WHAT TO PRODUCE:
An exact copy of all the data below is needed.

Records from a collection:
-- Opening Marker --

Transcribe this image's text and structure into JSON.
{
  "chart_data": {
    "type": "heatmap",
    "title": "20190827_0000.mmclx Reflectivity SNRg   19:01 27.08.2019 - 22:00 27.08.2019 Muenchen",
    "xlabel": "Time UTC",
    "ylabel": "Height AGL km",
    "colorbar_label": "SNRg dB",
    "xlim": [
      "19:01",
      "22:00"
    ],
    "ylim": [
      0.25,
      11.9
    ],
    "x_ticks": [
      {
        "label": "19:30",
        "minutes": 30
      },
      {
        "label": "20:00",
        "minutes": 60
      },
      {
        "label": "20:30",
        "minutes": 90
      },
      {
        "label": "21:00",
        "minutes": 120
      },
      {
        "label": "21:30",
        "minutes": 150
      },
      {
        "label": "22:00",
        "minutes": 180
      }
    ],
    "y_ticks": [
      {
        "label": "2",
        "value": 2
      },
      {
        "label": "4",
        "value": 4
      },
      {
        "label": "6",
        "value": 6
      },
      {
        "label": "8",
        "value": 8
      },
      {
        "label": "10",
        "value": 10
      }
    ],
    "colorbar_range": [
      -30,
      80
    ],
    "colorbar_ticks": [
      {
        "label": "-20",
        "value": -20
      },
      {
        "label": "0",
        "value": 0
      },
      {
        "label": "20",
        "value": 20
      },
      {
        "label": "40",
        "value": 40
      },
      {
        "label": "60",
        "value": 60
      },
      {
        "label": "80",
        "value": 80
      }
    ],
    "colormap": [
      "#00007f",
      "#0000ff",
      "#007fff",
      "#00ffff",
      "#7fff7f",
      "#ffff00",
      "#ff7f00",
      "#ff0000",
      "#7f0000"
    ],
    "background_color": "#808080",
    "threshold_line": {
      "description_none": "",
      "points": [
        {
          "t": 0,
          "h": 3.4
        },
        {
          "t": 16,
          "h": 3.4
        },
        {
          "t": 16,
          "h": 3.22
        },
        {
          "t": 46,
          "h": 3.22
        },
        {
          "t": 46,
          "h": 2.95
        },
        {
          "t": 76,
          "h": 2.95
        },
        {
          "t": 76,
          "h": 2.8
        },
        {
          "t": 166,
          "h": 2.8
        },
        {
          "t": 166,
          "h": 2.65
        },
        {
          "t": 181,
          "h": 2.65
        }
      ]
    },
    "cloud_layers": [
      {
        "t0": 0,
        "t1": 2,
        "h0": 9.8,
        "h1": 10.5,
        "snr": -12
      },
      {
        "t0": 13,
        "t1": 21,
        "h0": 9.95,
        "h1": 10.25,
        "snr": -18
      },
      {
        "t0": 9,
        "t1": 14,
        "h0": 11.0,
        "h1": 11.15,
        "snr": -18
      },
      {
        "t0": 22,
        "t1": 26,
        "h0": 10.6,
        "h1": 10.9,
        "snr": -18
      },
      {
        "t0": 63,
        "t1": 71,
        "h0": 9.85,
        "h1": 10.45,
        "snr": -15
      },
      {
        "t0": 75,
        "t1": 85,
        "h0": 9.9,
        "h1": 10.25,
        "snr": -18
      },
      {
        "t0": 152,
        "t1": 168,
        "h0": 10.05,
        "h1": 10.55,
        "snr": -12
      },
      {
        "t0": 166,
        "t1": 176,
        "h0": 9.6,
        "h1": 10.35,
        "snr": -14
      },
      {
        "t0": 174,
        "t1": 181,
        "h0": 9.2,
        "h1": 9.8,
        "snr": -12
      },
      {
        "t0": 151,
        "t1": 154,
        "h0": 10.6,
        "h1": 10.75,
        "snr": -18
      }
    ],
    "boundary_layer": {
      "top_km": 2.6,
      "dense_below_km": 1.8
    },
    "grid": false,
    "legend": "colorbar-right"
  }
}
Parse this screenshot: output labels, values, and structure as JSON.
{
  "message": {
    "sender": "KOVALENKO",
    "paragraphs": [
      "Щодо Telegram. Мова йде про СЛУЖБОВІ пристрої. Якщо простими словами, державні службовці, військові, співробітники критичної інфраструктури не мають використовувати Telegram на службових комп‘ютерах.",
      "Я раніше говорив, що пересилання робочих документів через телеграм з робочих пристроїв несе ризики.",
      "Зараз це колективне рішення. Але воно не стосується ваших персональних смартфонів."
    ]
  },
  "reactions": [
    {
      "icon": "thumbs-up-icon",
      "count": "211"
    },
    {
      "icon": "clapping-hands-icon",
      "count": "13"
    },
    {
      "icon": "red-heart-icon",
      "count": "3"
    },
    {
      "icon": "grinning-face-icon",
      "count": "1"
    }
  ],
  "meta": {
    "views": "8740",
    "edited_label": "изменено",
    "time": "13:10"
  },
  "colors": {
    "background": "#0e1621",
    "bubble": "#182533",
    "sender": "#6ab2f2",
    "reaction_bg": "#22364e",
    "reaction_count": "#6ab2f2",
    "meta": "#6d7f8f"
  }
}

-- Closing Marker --

SOLUTION TO THE EXERCISE:
Transcribe this image's text and structure into JSON.
{
  "chart_data": {
    "type": "heatmap",
    "title": "20190827_0000.mmclx Reflectivity SNRg   19:01 27.08.2019 - 22:00 27.08.2019 Muenchen",
    "xlabel": "Time UTC",
    "ylabel": "Height AGL km",
    "colorbar_label": "SNRg dB",
    "xlim": [
      "19:01",
      "22:00"
    ],
    "ylim": [
      0.25,
      11.9
    ],
    "x_ticks": [
      {
        "label": "19:30",
        "minutes": 30
      },
      {
        "label": "20:00",
        "minutes": 60
      },
      {
        "label": "20:30",
        "minutes": 90
      },
      {
        "label": "21:00",
        "minutes": 120
      },
      {
        "label": "21:30",
        "minutes": 150
      },
      {
        "label": "22:00",
        "minutes": 180
      }
    ],
    "y_ticks": [
      {
        "label": "2",
        "value": 2
      },
      {
        "label": "4",
        "value": 4
      },
      {
        "label": "6",
        "value": 6
      },
      {
        "label": "8",
        "value": 8
      },
      {
        "label": "10",
        "value": 10
      }
    ],
    "colorbar_range": [
      -30,
      80
    ],
    "colorbar_ticks": [
      {
        "label": "-20",
        "value": -20
      },
      {
        "label": "0",
        "value": 0
      },
      {
        "label": "20",
        "value": 20
      },
      {
        "label": "40",
        "value": 40
      },
      {
        "label": "60",
        "value": 60
      },
      {
        "label": "80",
        "value": 80
      }
    ],
    "colormap": [
      "#00007f",
      "#0000ff",
      "#007fff",
      "#00ffff",
      "#7fff7f",
      "#ffff00",
      "#ff7f00",
      "#ff0000",
      "#7f0000"
    ],
    "background_color": "#808080",
    "threshold_line": {
      "description_none": "",
      "points": [
        {
          "t": 0,
          "h": 3.4
        },
        {
          "t": 16,
          "h": 3.4
        },
        {
          "t": 16,
          "h": 3.22
        },
        {
          "t": 46,
          "h": 3.22
        },
        {
          "t": 46,
          "h": 2.95
        },
        {
          "t": 76,
          "h": 2.95
        },
        {
          "t": 76,
          "h": 2.8
        },
        {
          "t": 166,
          "h": 2.8
        },
        {
          "t": 166,
          "h": 2.65
        },
        {
          "t": 181,
          "h": 2.65
        }
      ]
    },
    "cloud_layers": [
      {
        "t0": 0,
        "t1": 2,
        "h0": 9.8,
        "h1": 10.5,
        "snr": -12
      },
      {
        "t0": 13,
        "t1": 21,
        "h0": 9.95,
        "h1": 10.25,
        "snr": -18
      },
      {
        "t0": 9,
        "t1": 14,
        "h0": 11.0,
        "h1": 11.15,
        "snr": -18
      },
      {
        "t0": 22,
        "t1": 26,
        "h0": 10.6,
        "h1": 10.9,
        "snr": -18
      },
      {
        "t0": 63,
        "t1": 71,
        "h0": 9.85,
        "h1": 10.45,
        "snr": -15
      },
      {
        "t0": 75,
        "t1": 85,
        "h0": 9.9,
        "h1": 10.25,
        "snr": -18
      },
      {
        "t0": 152,
        "t1": 168,
        "h0": 10.05,
        "h1": 10.55,
        "snr": -12
      },
      {
        "t0": 166,
        "t1": 176,
        "h0": 9.6,
        "h1": 10.35,
        "snr": -14
      },
      {
        "t0": 174,
        "t1": 181,
        "h0": 9.2,
        "h1": 9.8,
        "snr": -12
      },
      {
        "t0": 151,
        "t1": 154,
        "h0": 10.6,
        "h1": 10.75,
        "snr": -18
      }
    ],
    "boundary_layer": {
      "top_km": 2.6,
      "dense_below_km": 1.8
    },
    "grid": false,
    "legend": "colorbar-right"
  }
}
Parse this screenshot: output labels, values, and structure as JSON.
{
  "message": {
    "sender": "KOVALENKO",
    "paragraphs": [
      "Щодо Telegram. Мова йде про СЛУЖБОВІ пристрої. Якщо простими словами, державні службовці, військові, співробітники критичної інфраструктури не мають використовувати Telegram на службових комп‘ютерах.",
      "Я раніше говорив, що пересилання робочих документів через телеграм з робочих пристроїв несе ризики.",
      "Зараз це колективне рішення. Але воно не стосується ваших персональних смартфонів."
    ]
  },
  "reactions": [
    {
      "icon": "thumbs-up-icon",
      "count": "211"
    },
    {
      "icon": "clapping-hands-icon",
      "count": "13"
    },
    {
      "icon": "red-heart-icon",
      "count": "3"
    },
    {
      "icon": "grinning-face-icon",
      "count": "1"
    }
  ],
  "meta": {
    "views": "8740",
    "edited_label": "изменено",
    "time": "13:10"
  },
  "colors": {
    "background": "#0e1621",
    "bubble": "#182533",
    "sender": "#6ab2f2",
    "reaction_bg": "#22364e",
    "reaction_count": "#6ab2f2",
    "meta": "#6d7f8f"
  }
}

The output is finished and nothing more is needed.